— TASK STATEMENT —
Your result will be the set of lines with "icon", copied from the material below.

— RECORDED DATA —
[Start of section]

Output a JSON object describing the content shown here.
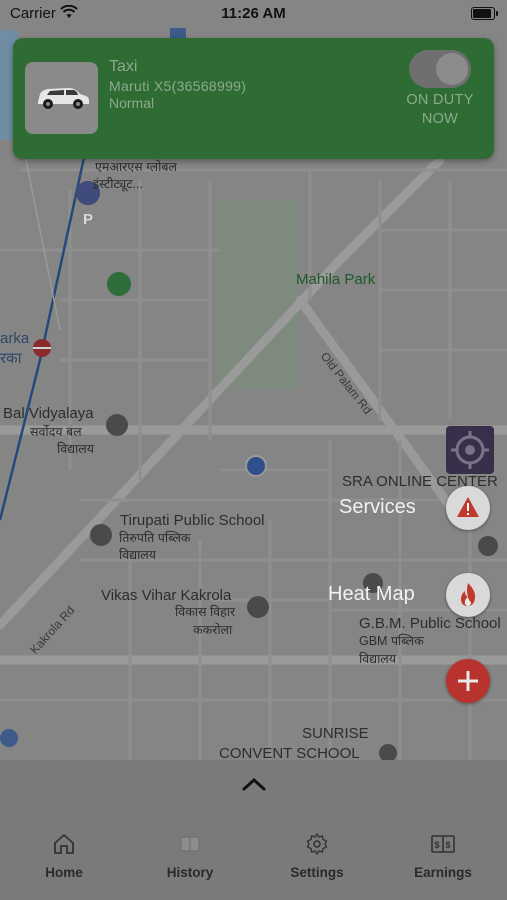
{
  "status_bar": {
    "carrier": "Carrier",
    "time": "11:26 AM",
    "battery_level": 1.0
  },
  "duty_card": {
    "vehicle_type": "Taxi",
    "vehicle_model": "Maruti X5(36568999)",
    "vehicle_class": "Normal",
    "duty_status": "ON DUTY NOW",
    "toggle_on": true
  },
  "map": {
    "labels": {
      "place_top": "एमआरएस ग्लोबल",
      "place_top2": "इंस्टीट्यूट...",
      "mahila_park": "Mahila Park",
      "old_palam_rd": "Old Palam Rd",
      "bal_vidyalaya": "Bal Vidyalaya",
      "bal_vidyalaya_hi1": "सर्वोदय बल",
      "bal_vidyalaya_hi2": "विद्यालय",
      "arka": "arka",
      "arka_hi": "रका",
      "sra": "SRA ONLINE CENTER",
      "tirupati": "Tirupati Public School",
      "tirupati_hi1": "तिरुपति पब्लिक",
      "tirupati_hi2": "विद्यालय",
      "vikas_vihar": "Vikas Vihar Kakrola",
      "vikas_vihar_hi1": "विकास विहार",
      "vikas_vihar_hi2": "ककरोला",
      "kakrola_rd": "Kakrola Rd",
      "gbm": "G.B.M. Public School",
      "gbm_hi1": "GBM पब्लिक",
      "gbm_hi2": "विद्यालय",
      "sunrise1": "SUNRISE",
      "sunrise2": "CONVENT SCHOOL"
    }
  },
  "actions": {
    "services_label": "Services",
    "heat_map_label": "Heat Map"
  },
  "tabs": [
    {
      "label": "Home",
      "icon": "home-icon"
    },
    {
      "label": "History",
      "icon": "book-icon"
    },
    {
      "label": "Settings",
      "icon": "gear-icon"
    },
    {
      "label": "Earnings",
      "icon": "money-book-icon"
    }
  ],
  "colors": {
    "duty_card_bg": "#2f6c34",
    "add_button": "#b8332e",
    "locate_button": "#3a2f4a",
    "user_dot": "#2d4f8a"
  }
}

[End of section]

— SOLUTION FOR THIS TASK —
      "icon": "home-icon"
      "icon": "book-icon"
      "icon": "gear-icon"
      "icon": "money-book-icon"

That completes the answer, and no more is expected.